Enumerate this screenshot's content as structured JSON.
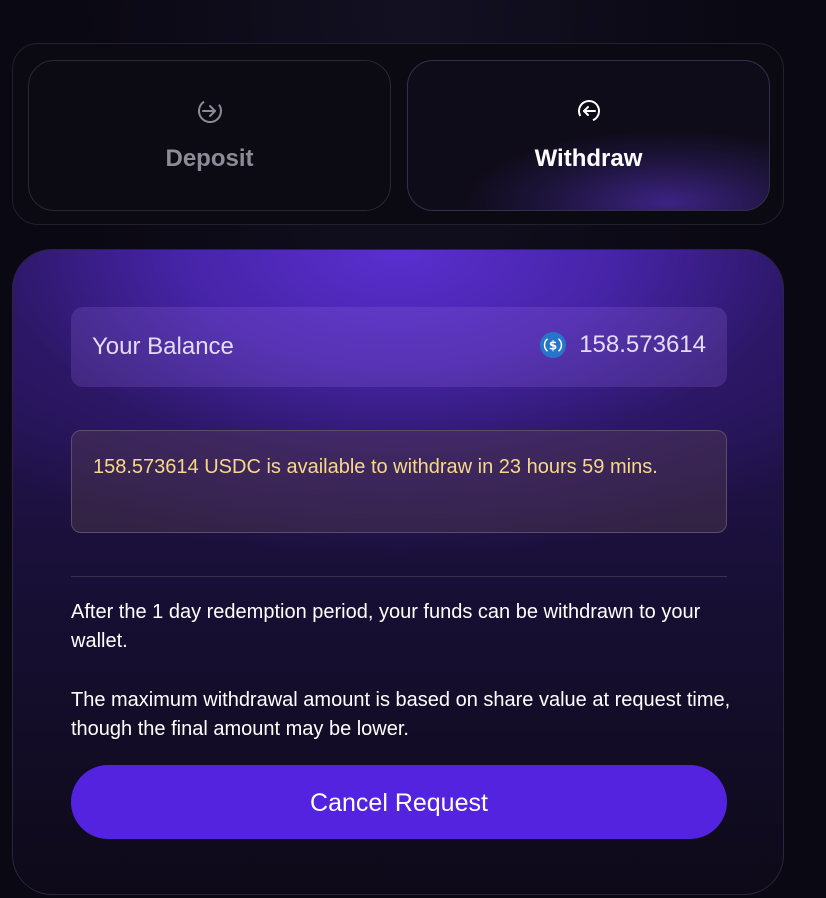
{
  "tabs": {
    "deposit": {
      "label": "Deposit",
      "icon": "arrow-in-circle-icon"
    },
    "withdraw": {
      "label": "Withdraw",
      "icon": "arrow-out-circle-icon",
      "active": true
    }
  },
  "balance": {
    "label": "Your Balance",
    "value": "158.573614",
    "token_icon": "usdc-icon"
  },
  "notice": {
    "text": "158.573614 USDC is available to withdraw in 23 hours 59 mins."
  },
  "info": {
    "paragraph_1": "After the 1 day redemption period, your funds can be withdrawn to your wallet.",
    "paragraph_2": "The maximum withdrawal amount is based on share value at request time, though the final amount may be lower."
  },
  "actions": {
    "cancel_label": "Cancel Request"
  },
  "colors": {
    "accent": "#5423e0",
    "notice_text": "#f7d88a",
    "usdc_blue": "#2775ca"
  }
}
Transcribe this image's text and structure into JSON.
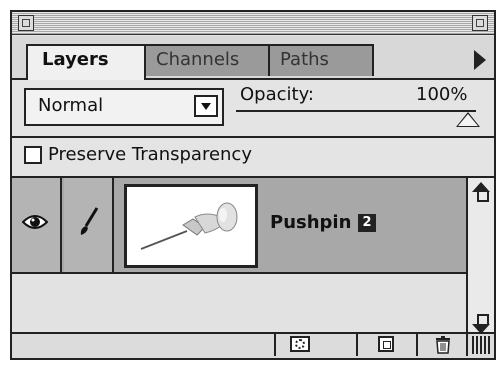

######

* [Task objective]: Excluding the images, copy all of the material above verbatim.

* [Solution to this exercise]:
Enumerate this screenshot's content as structured JSON.
{
  "tabs": {
    "deposit": {
      "label": "Deposit",
      "icon": "arrow-in-circle-icon"
    },
    "withdraw": {
      "label": "Withdraw",
      "icon": "arrow-out-circle-icon",
      "active": true
    }
  },
  "balance": {
    "label": "Your Balance",
    "value": "158.573614",
    "token_icon": "usdc-icon"
  },
  "notice": {
    "text": "158.573614 USDC is available to withdraw in 23 hours 59 mins."
  },
  "info": {
    "paragraph_1": "After the 1 day redemption period, your funds can be withdrawn to your wallet.",
    "paragraph_2": "The maximum withdrawal amount is based on share value at request time, though the final amount may be lower."
  },
  "actions": {
    "cancel_label": "Cancel Request"
  },
  "colors": {
    "accent": "#5423e0",
    "notice_text": "#f7d88a",
    "usdc_blue": "#2775ca"
  }
}
Transcribe this image's text and structure into JSON.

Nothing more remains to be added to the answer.